May is Domestic and Family Violence Prevention Month and Sunshine Coast Council, together with the regional support service Centacare, is calling on the community to show their support for those affected by domestic and family violence.
Many support groups anticipate an increase in the incidents of domestic and family violence during the novel coronavirus (COVID-19) pandemic as a result of increased financial pressures, self-isolation and perpetrators of violence being with their partners and other family members for extended periods of time.
Due to COVID-19 restrictions, the annual community march and candle lighting vigil will not take place this year, however the community can still pay tribute to those who have lost their lives as a result of domestic and family violence.
Sunshine Coast Council Mayor Mark Jamieson encouraged everyone to pay their respects on National Domestic Violence Remembrance Day on Wednesday (May 6) by lighting a candle at home or participating in a virtual vigil.
“Domestic and family violence is an insidious problem within communities and its impacts are often inter-generational,” Mayor Jamieson said.
“This scourge is something we must all take a stand against.
“During the COVID-19 pandemic, it is just as important to pause and remember all of those brave individuals affected by domestic and family violence – and particularly, those who are no longer with us as a result of abuse.”

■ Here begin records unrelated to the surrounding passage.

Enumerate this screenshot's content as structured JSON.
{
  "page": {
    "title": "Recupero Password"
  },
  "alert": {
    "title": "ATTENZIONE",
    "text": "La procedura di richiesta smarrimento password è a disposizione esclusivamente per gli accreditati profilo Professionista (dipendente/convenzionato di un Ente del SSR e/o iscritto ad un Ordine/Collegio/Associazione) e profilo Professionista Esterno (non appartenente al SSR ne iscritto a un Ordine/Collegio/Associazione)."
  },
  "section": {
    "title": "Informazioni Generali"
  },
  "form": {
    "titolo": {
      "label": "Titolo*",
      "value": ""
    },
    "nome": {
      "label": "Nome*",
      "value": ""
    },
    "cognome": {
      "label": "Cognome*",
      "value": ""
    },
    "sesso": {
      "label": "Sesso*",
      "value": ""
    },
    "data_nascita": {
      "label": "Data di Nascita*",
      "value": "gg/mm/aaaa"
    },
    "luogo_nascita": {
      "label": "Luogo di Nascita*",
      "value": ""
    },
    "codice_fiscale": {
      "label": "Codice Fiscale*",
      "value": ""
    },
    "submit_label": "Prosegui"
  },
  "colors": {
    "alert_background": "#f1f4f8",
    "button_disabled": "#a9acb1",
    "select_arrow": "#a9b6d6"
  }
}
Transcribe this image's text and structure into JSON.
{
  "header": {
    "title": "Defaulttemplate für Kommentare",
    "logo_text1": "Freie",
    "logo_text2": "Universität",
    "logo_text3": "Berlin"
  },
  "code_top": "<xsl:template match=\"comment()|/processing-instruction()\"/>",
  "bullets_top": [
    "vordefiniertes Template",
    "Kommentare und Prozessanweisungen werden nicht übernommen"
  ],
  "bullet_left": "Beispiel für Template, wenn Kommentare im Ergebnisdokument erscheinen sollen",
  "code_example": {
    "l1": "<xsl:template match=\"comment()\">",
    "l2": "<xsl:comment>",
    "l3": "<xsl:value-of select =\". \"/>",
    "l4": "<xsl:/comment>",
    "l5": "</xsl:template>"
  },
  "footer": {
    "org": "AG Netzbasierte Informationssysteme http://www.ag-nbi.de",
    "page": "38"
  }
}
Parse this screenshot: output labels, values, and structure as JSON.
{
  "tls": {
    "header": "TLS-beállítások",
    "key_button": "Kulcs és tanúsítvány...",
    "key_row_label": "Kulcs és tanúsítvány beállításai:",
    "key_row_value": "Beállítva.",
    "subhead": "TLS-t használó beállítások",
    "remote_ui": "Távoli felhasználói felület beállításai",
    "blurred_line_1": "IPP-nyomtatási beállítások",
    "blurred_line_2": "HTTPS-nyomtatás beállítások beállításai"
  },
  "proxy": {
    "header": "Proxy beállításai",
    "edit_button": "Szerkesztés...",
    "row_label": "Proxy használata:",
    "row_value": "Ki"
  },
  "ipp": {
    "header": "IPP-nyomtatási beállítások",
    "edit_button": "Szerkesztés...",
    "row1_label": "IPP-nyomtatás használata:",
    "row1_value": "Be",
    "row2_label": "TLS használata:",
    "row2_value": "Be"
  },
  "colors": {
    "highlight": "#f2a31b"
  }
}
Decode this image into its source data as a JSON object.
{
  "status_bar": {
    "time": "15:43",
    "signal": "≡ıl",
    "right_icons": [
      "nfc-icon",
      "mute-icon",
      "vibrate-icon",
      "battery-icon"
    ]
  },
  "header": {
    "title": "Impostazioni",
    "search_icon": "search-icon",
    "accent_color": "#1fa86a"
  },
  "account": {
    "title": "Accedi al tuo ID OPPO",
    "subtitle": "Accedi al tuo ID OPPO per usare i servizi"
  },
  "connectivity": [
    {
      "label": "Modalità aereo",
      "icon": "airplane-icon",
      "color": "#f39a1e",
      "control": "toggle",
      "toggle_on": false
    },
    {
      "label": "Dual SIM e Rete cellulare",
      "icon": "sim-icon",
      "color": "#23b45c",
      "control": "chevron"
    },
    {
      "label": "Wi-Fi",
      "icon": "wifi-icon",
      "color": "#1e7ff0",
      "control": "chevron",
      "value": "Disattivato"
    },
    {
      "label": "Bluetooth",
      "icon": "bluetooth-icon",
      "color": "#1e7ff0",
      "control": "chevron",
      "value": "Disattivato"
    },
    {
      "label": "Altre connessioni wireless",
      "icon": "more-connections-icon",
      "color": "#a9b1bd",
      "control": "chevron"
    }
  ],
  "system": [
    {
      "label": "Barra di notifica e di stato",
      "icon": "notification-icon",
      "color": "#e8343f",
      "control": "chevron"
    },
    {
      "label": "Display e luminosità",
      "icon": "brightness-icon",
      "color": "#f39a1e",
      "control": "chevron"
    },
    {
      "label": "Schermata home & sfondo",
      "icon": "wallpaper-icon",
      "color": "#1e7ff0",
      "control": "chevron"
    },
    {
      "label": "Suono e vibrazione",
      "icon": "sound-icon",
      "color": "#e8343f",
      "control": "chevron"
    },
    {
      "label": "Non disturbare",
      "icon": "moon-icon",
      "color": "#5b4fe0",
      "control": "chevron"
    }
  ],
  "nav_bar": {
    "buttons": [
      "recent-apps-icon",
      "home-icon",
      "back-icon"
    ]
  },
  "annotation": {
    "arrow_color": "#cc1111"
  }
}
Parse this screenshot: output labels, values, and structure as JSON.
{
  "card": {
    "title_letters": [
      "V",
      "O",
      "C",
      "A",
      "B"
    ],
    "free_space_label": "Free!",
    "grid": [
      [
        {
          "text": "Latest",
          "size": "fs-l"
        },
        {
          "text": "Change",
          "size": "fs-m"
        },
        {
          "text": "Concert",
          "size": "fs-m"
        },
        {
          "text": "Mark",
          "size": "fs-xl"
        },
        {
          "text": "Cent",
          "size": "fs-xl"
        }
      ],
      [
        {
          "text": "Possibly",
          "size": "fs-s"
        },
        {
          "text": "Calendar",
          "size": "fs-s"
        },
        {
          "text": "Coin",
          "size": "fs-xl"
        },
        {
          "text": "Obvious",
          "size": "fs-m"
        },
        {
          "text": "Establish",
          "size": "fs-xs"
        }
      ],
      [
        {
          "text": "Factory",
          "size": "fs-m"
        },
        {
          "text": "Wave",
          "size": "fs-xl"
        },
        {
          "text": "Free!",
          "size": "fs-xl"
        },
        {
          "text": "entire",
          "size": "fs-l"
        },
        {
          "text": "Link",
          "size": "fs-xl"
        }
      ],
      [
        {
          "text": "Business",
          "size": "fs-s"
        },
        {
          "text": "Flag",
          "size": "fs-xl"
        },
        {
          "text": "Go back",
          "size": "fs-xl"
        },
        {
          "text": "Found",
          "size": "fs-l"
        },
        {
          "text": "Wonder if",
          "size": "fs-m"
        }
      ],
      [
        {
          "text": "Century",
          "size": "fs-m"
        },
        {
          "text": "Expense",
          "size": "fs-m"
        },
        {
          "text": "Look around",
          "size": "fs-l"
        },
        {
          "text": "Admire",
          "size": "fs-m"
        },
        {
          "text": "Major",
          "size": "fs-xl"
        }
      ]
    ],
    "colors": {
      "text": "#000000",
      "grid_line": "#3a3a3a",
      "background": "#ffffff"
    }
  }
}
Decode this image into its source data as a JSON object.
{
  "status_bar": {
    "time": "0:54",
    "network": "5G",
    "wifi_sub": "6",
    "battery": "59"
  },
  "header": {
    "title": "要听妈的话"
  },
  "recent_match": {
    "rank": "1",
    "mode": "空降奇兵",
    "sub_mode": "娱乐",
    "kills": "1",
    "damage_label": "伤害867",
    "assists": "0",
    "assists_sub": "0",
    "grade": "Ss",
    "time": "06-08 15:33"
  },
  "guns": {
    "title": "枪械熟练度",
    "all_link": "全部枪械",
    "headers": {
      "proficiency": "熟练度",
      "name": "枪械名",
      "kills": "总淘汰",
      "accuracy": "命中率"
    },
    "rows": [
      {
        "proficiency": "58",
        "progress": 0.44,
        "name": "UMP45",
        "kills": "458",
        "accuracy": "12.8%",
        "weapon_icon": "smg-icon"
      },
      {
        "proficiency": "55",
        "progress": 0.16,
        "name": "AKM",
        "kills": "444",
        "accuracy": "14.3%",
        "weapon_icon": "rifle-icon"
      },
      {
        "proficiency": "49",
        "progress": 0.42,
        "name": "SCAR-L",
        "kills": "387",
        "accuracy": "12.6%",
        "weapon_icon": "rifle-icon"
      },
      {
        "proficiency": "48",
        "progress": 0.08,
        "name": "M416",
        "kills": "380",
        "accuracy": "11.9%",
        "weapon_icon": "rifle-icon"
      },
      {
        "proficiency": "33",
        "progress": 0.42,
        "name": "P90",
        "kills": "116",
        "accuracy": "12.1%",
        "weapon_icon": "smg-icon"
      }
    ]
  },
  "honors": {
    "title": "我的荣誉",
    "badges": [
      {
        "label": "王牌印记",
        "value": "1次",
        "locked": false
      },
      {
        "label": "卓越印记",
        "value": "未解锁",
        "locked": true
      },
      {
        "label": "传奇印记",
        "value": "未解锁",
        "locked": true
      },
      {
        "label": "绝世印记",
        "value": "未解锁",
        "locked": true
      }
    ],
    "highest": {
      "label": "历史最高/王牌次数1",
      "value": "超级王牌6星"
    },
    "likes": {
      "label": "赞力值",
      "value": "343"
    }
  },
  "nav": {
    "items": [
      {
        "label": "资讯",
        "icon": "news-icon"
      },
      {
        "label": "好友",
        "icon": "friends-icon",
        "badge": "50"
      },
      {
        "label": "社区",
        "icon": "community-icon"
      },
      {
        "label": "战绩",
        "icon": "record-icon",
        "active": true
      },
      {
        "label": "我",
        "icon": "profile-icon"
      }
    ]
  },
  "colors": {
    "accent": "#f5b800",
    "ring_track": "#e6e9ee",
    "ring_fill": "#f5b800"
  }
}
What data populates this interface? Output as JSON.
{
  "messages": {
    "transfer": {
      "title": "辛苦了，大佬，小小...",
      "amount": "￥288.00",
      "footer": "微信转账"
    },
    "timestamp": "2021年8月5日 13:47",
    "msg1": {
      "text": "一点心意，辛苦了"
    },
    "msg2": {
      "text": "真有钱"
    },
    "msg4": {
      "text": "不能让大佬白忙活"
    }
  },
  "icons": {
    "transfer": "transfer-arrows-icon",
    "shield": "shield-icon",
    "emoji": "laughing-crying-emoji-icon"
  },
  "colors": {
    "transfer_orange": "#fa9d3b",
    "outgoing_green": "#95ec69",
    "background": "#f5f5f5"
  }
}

Centacare Family and Relationship Services Area Manager Adam Beck said COVID-19 had changed the way the community will mark Domestic and Family Violence Prevention Month in 2020.
“While we can’t gather together as a community this week it is still extremely important we all take a stand against domestic and family violence by lighting candles in our own homes,” Mr Beck said.
“This is an opportunity for residents of the Sunshine Coast to unite and send a clear message that domestic and family violence will not be tolerated in our community.
“So far in 2020, Centacare has supported 2119 clients experiencing domestic and family violence on the Sunshine Coast. Of these, almost 50 per cent would identify as at serious or high risk of harm.
“It is important that all members of the community know that Domestic and Family Violence Services, including Centacare, continue to operate and are ready to provide support.”
In April, the Queensland Government announced a $5.5 million boost to domestic violence services during the COVID-19 pandemic including an increase in funding to crisis hotlines and accommodation.
The Queensland Police Service has also introduced an online contact option for victims in a situation where it is unsafe for them to call police about domestic and family violence: https://www.police.qld.gov.au/domestic-violence
To participate in a virtual vigil on May 6 visit https://qdvsn.com/event/candle-lighting-vigil/
The Queensland Government also has online resources at https://www.qld.gov.au/community/getting-support-health-social-issue/support-victims-abuse/domestic-family-violence
For help please call:
In an emergency call the police on Triple Zero (000).
DVConnect Womensline – 1800 811 811
DVConnect Mensline – 1800 600 636
1800RESPECT – 1800 737 732